A day spent in the countryside is a welcome change from all the city travel we have been doing. This is the ferry that will take us across the river to the little dorp of Gouderak. There is a Delft pottery factory there that we are going to visit to pick up some commemorative plates that the missionaries going home in March have ordered.
The ferry operator backed up against the pier and Elder Anderson backed his car onto the ramp. When we got to the other side he drove off frontwards into the town of Gouderak.
When we had picked up the missionaries' delft plates we went on a little drive. We had to stop every hundred yards to take pictures of all the charming homes and farm properties.
Some of these homes are quite new, but they still keep the Dutch architecture from hundreds of years ago.
We saw beautiful swans almost everywhere we looked. A few years ago they were in danger of becoming extinct so the government put a 'protected' status on them. Now it is unlawful to hunt or harm them, so they have flourished in the wetlands. If they are crossing the street, you wait for them to get to the other side before going on.
We have seen many thatched roofed homes, but this was our first thatched roofed garage. The roof actually moves up and down on the vertical poles. Consequently, different sized vehicles can be kept underneath.
Okay, what kind of bird would need a bird house this BIG?

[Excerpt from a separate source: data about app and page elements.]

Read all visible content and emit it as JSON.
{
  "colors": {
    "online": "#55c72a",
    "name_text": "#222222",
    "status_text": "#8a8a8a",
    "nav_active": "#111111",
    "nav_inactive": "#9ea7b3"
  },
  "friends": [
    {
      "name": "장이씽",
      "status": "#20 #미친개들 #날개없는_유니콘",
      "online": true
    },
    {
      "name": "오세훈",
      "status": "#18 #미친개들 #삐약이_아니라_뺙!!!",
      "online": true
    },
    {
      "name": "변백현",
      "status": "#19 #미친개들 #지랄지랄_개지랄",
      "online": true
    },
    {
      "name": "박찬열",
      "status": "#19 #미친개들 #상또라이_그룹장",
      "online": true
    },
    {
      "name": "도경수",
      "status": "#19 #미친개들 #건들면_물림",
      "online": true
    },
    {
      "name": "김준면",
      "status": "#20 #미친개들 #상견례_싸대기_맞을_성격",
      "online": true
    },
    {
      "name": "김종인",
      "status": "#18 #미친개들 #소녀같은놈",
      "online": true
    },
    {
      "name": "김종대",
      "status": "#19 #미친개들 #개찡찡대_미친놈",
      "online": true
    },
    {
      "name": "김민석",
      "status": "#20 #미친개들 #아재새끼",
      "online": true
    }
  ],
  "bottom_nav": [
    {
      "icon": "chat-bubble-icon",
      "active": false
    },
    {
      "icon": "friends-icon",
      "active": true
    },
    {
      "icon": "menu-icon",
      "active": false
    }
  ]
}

Beach front property? Not much yard here. It is easier to get around by boat than on land.
Another gorgeous home. I liked the pretty sculptured schrubs and of course, the thatched roof.
And yes, there are churches in every little village.
These are just a few that we saw on our drive.
In the town of Schoonhoven we stopped to visit the Antique Clock and Silver Museum. This small town is the only area in Holland where silversmiths plied their trade. They developed quite a beautiful style. Of course the silver was all imported because Holland doesn't have any precious metal or mineral deposits here - just water. LOTS of water.
Netherlands Gold, Silver, and Clock Museum
Such a lot of fun cuckoo clocks. A lot of them were working and the chimes were going off at different times while we were there.
The grandfather clock on the right had a man standing with a fishing pole dipping down into the water. Each time the fishing pole came up again a minute had elapsed on the clock. What a clever design!
One of the many antique silver items on display. I tried to get a picture of the queen's coach and six horses pulling it. It was beautifully crafted, but the reflection from the glass made it impossible to get a clear picture.
This church in the center of town had such a HUGE steeple that it looked like it wouldl crush the building beneath.
Hey, it's sunny! Wow, what a pleasure to have to squint into the sun! We've only seen it about 3 times since we got here.
The river is a little misty because the sun only peaks out occasionally. We could see another ferry making its way back across the river.
The Dutch are so-o-o clean. Everywhere we've been the properties are always tidy and well-cared for. They take great pride in keeping their homes and farms in beautiful condition.
Picturesque, Yes? Not just the house, but the garden in front as well. So pretty!
And I can't resist the windmills. Of the 10,000 that were once in this country, there are only 950 left. I'm going to try to find them ALL.
A different style, and charming in its own right.
Did they build the windmill on the house or the house around the windmill?? We should have stopped and asked.